- **Required action**
Some lines below may hold the string "this". Count them and give only the total.

- **Data extracts**
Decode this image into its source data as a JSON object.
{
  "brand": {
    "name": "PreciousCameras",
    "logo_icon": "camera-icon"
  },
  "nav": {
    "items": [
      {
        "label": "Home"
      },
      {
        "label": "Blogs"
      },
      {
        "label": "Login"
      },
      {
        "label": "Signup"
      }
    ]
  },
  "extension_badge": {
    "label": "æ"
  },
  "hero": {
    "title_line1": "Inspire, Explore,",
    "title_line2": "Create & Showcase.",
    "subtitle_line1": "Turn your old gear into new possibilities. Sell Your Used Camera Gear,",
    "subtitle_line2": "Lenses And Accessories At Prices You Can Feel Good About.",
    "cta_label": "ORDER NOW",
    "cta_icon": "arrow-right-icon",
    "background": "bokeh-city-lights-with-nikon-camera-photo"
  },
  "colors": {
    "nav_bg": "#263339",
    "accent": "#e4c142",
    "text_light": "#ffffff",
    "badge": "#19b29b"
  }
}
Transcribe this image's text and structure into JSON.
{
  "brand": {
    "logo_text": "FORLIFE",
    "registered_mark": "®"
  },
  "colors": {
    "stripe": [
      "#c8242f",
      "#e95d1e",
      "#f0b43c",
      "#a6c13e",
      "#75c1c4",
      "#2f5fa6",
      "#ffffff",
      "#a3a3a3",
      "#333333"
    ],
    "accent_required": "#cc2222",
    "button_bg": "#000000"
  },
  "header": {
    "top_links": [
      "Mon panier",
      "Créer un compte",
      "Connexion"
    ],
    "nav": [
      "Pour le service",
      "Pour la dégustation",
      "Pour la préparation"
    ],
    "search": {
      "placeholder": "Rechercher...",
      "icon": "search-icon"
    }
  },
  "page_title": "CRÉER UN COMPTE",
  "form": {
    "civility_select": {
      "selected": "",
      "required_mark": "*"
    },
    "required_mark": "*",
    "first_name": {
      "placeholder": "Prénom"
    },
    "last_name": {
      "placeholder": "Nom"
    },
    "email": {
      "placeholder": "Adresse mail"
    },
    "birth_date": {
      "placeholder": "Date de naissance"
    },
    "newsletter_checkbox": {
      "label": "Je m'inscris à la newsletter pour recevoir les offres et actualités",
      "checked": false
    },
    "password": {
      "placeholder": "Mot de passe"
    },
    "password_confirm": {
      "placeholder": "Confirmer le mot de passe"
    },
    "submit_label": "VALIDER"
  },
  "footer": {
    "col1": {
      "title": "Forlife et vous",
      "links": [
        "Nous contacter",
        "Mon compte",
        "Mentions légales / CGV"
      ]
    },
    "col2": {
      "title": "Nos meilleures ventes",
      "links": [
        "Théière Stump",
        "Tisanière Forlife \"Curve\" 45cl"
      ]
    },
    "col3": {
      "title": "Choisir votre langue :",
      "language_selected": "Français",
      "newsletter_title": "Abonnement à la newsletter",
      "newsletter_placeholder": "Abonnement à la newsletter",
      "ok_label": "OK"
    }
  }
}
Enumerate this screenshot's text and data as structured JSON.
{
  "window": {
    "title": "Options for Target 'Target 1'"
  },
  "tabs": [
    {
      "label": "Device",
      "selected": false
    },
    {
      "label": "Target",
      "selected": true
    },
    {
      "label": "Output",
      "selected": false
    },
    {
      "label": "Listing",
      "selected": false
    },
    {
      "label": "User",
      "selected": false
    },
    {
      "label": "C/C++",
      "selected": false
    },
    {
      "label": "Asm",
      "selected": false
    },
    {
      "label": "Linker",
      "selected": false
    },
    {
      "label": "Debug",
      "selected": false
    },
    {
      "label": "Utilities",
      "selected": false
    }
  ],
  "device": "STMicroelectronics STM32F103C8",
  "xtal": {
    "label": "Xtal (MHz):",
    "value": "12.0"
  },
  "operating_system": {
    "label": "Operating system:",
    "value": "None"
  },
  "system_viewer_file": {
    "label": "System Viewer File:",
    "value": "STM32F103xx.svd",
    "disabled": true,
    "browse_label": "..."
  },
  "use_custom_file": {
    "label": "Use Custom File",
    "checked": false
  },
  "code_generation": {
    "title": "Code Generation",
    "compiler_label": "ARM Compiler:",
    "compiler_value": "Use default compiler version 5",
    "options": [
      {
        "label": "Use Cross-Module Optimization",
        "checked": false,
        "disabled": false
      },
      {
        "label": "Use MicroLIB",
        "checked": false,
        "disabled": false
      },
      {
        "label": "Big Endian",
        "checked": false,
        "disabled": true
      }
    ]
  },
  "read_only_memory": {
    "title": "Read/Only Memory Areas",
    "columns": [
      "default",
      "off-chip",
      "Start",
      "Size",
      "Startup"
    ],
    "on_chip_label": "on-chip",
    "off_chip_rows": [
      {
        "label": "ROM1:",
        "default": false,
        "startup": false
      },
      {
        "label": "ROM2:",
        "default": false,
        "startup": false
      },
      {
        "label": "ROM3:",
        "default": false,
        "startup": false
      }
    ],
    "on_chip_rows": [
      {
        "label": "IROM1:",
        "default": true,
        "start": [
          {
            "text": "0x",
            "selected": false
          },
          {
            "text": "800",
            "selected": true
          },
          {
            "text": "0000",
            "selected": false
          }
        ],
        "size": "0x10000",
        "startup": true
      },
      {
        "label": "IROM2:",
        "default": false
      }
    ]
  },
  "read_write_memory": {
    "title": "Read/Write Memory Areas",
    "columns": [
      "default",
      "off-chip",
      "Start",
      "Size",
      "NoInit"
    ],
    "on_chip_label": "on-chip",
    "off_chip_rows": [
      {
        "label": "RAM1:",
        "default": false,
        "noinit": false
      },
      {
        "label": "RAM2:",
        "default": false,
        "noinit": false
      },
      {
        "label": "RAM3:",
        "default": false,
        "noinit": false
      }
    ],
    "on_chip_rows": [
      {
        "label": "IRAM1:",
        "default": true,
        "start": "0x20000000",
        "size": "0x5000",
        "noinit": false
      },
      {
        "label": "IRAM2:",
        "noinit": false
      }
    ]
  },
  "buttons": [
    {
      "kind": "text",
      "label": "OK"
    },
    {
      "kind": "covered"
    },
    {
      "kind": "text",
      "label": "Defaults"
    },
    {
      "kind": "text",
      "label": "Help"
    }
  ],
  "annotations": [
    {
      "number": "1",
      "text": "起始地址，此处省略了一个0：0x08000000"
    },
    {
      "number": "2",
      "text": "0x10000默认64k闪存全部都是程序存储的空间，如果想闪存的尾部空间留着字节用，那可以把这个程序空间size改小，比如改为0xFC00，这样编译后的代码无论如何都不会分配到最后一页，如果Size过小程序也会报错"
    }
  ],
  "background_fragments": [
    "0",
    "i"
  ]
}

- **Exercise output**
3